J: Well, so many people have done it for me. I mean, when you look at my books. My very first book Robert Schuller endorsed it, and helped me with a publisher. Dennis Waitley wrote the forward. And, I mean, people like Ted Turner, and Steve Forbes, and Donald Trump, and a lot of great movie stars have been in my movies. You know, people on the road, like Zig Ziglar, and Tony Robbins, and great, great people. So, when people like that help you, and other people reach out to you, there’s no way I can pay them back. So, the only way I can pay them back is to try to do the same for other people.
B: Pay it forward.

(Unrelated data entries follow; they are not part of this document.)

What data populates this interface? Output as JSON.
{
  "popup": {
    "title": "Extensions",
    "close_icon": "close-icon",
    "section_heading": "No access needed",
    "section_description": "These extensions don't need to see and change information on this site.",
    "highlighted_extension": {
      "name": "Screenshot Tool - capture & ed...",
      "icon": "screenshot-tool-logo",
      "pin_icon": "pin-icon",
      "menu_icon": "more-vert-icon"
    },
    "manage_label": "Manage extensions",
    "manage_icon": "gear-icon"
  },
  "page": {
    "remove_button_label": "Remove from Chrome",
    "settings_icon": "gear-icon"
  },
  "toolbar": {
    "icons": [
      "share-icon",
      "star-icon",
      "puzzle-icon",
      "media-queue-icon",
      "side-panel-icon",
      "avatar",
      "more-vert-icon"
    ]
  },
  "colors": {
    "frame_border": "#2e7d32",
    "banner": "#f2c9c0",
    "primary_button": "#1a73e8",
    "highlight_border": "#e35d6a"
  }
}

J: Right. And you know, there’s this theory you never do anything you don’t get paid for. That came from Lee Braxton. He said, “Quit worrying about where and how much you’re going to get paid. And just create value.” He said, “You want to make money – the only people who make money work at a mint. They print Dollars for the American government.” He said, “Everybody has to earn money. And the only way you earn money is by creating value in the lives of other people. Create the value, and don’t worry about when and how you’re going to get paid. Just create value, and wait for it to come your way.” And it truly, truly does when you just go out there and allow that value. And, you know, I get paid a ridiculous amount of money to make a speech. I get paid more for an hour on stage than a family of four will make in a year in Oklahoma. And, you know, I take that seriously. So, I do a speech for free for every one I get paid for. And you think, “Wow. You’re giving up half your income.” Yeah, that was my intent. But it’s so amazing, here we are in early 2016, I started 2015 at the Ritz-Carlton in Maui spending several days on the beach. And getting paid a ridiculous amount of money to speak to a multi-national corporation. And I had no idea why they’d hired me. So, when I was leaving, I asked their CEO, “What prompted you to hire me to come here?” And he said, “Well, I’d never heard of you.” But he said, “My third grade, my granddaughter in the third grade told me you came to her school and you were cool. So, I thought, I’d better check you out. And I found out you were pretty cool. And that’s why you’re here.”
So, you know, sometimes when you try to give, you know, if you create value it comes back. You can’t out-give the universe.
B: All right. Well, you have anything else Dominck?
D: I don’t. It was just a pleasure to sit here.
J: Well, Dominck, Brad, always a pleasure. Always a thrill. I appreciate guys that do what you do. Help people with technology. People like me that are absolutely clueless. And the only thing I’ve learned from you guys about technology is to confirm that I am clueless. So, I stay out it, and work with people like you who help me.
J: And that’s what other people need to do. I mean, I create content; I know something. But everybody that knows something needs to know you guys so they can get it out there, and, you know, make it work for other people.
B: Absolutely. Well, thank you Jim for your time.
D: Thank you so much.
B: It’s an honor.
J: Thank you both.